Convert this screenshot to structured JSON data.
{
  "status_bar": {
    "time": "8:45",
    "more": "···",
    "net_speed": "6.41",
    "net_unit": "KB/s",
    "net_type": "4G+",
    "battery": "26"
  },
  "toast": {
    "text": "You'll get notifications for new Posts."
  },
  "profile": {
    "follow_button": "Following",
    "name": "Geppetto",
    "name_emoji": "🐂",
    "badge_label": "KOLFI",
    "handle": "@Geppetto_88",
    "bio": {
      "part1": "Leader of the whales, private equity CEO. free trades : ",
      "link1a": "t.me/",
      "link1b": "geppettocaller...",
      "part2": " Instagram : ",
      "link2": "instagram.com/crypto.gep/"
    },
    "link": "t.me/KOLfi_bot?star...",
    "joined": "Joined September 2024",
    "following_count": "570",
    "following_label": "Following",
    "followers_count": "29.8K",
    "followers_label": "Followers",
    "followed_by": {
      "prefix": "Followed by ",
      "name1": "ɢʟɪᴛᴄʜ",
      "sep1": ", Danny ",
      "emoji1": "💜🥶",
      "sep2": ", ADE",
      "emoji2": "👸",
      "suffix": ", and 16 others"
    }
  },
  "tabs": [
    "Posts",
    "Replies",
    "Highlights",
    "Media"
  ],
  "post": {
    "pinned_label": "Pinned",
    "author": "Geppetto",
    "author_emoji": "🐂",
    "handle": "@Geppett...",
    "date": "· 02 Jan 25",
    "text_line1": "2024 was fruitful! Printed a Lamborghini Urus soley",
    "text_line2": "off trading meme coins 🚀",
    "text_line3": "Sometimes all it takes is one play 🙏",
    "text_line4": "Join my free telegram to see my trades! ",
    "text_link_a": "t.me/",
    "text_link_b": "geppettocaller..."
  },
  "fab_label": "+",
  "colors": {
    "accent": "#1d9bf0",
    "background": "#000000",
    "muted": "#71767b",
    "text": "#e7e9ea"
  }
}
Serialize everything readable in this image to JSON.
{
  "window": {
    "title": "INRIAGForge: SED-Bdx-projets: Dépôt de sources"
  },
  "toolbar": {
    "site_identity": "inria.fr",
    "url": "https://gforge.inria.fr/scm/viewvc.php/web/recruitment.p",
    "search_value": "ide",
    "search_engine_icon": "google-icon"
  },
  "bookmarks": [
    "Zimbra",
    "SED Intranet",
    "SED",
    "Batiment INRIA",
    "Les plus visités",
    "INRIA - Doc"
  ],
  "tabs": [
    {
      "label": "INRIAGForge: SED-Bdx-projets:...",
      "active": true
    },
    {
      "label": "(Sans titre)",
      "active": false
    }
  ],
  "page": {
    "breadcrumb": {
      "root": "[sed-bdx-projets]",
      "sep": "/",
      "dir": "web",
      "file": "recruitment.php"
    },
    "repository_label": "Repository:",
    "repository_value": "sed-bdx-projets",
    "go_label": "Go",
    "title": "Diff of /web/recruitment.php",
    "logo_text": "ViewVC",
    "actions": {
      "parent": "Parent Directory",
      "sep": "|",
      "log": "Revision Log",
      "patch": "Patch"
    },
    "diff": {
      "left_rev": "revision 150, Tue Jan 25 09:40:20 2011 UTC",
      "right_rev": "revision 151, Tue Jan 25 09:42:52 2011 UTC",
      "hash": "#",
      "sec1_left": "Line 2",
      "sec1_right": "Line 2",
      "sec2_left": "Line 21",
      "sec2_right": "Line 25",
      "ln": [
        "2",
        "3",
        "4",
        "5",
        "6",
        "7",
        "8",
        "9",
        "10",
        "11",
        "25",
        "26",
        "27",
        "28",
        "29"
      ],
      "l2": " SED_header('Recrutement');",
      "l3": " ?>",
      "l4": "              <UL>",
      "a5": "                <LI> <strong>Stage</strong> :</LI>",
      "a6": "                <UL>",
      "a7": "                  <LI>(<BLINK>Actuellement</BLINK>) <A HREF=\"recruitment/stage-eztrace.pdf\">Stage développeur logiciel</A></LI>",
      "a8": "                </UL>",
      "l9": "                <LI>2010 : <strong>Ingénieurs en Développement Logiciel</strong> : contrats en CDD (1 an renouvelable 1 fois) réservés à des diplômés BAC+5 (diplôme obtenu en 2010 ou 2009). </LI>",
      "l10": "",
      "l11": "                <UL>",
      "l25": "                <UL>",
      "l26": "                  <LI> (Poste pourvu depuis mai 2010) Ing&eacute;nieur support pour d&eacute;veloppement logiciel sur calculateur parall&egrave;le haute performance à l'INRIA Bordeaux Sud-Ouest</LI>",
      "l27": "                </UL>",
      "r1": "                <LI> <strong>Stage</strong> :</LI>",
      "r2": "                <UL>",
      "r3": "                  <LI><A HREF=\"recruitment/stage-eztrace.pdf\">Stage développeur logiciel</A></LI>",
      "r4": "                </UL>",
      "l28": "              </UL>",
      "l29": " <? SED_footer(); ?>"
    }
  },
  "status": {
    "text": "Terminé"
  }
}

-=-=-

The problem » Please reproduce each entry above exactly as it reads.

Task solution »
Convert this screenshot to structured JSON data.
{
  "status_bar": {
    "time": "8:45",
    "more": "···",
    "net_speed": "6.41",
    "net_unit": "KB/s",
    "net_type": "4G+",
    "battery": "26"
  },
  "toast": {
    "text": "You'll get notifications for new Posts."
  },
  "profile": {
    "follow_button": "Following",
    "name": "Geppetto",
    "name_emoji": "🐂",
    "badge_label": "KOLFI",
    "handle": "@Geppetto_88",
    "bio": {
      "part1": "Leader of the whales, private equity CEO. free trades : ",
      "link1a": "t.me/",
      "link1b": "geppettocaller...",
      "part2": " Instagram : ",
      "link2": "instagram.com/crypto.gep/"
    },
    "link": "t.me/KOLfi_bot?star...",
    "joined": "Joined September 2024",
    "following_count": "570",
    "following_label": "Following",
    "followers_count": "29.8K",
    "followers_label": "Followers",
    "followed_by": {
      "prefix": "Followed by ",
      "name1": "ɢʟɪᴛᴄʜ",
      "sep1": ", Danny ",
      "emoji1": "💜🥶",
      "sep2": ", ADE",
      "emoji2": "👸",
      "suffix": ", and 16 others"
    }
  },
  "tabs": [
    "Posts",
    "Replies",
    "Highlights",
    "Media"
  ],
  "post": {
    "pinned_label": "Pinned",
    "author": "Geppetto",
    "author_emoji": "🐂",
    "handle": "@Geppett...",
    "date": "· 02 Jan 25",
    "text_line1": "2024 was fruitful! Printed a Lamborghini Urus soley",
    "text_line2": "off trading meme coins 🚀",
    "text_line3": "Sometimes all it takes is one play 🙏",
    "text_line4": "Join my free telegram to see my trades! ",
    "text_link_a": "t.me/",
    "text_link_b": "geppettocaller..."
  },
  "fab_label": "+",
  "colors": {
    "accent": "#1d9bf0",
    "background": "#000000",
    "muted": "#71767b",
    "text": "#e7e9ea"
  }
}
Serialize everything readable in this image to JSON.
{
  "window": {
    "title": "INRIAGForge: SED-Bdx-projets: Dépôt de sources"
  },
  "toolbar": {
    "site_identity": "inria.fr",
    "url": "https://gforge.inria.fr/scm/viewvc.php/web/recruitment.p",
    "search_value": "ide",
    "search_engine_icon": "google-icon"
  },
  "bookmarks": [
    "Zimbra",
    "SED Intranet",
    "SED",
    "Batiment INRIA",
    "Les plus visités",
    "INRIA - Doc"
  ],
  "tabs": [
    {
      "label": "INRIAGForge: SED-Bdx-projets:...",
      "active": true
    },
    {
      "label": "(Sans titre)",
      "active": false
    }
  ],
  "page": {
    "breadcrumb": {
      "root": "[sed-bdx-projets]",
      "sep": "/",
      "dir": "web",
      "file": "recruitment.php"
    },
    "repository_label": "Repository:",
    "repository_value": "sed-bdx-projets",
    "go_label": "Go",
    "title": "Diff of /web/recruitment.php",
    "logo_text": "ViewVC",
    "actions": {
      "parent": "Parent Directory",
      "sep": "|",
      "log": "Revision Log",
      "patch": "Patch"
    },
    "diff": {
      "left_rev": "revision 150, Tue Jan 25 09:40:20 2011 UTC",
      "right_rev": "revision 151, Tue Jan 25 09:42:52 2011 UTC",
      "hash": "#",
      "sec1_left": "Line 2",
      "sec1_right": "Line 2",
      "sec2_left": "Line 21",
      "sec2_right": "Line 25",
      "ln": [
        "2",
        "3",
        "4",
        "5",
        "6",
        "7",
        "8",
        "9",
        "10",
        "11",
        "25",
        "26",
        "27",
        "28",
        "29"
      ],
      "l2": " SED_header('Recrutement');",
      "l3": " ?>",
      "l4": "              <UL>",
      "a5": "                <LI> <strong>Stage</strong> :</LI>",
      "a6": "                <UL>",
      "a7": "                  <LI>(<BLINK>Actuellement</BLINK>) <A HREF=\"recruitment/stage-eztrace.pdf\">Stage développeur logiciel</A></LI>",
      "a8": "                </UL>",
      "l9": "                <LI>2010 : <strong>Ingénieurs en Développement Logiciel</strong> : contrats en CDD (1 an renouvelable 1 fois) réservés à des diplômés BAC+5 (diplôme obtenu en 2010 ou 2009). </LI>",
      "l10": "",
      "l11": "                <UL>",
      "l25": "                <UL>",
      "l26": "                  <LI> (Poste pourvu depuis mai 2010) Ing&eacute;nieur support pour d&eacute;veloppement logiciel sur calculateur parall&egrave;le haute performance à l'INRIA Bordeaux Sud-Ouest</LI>",
      "l27": "                </UL>",
      "r1": "                <LI> <strong>Stage</strong> :</LI>",
      "r2": "                <UL>",
      "r3": "                  <LI><A HREF=\"recruitment/stage-eztrace.pdf\">Stage développeur logiciel</A></LI>",
      "r4": "                </UL>",
      "l28": "              </UL>",
      "l29": " <? SED_footer(); ?>"
    }
  },
  "status": {
    "text": "Terminé"
  }
}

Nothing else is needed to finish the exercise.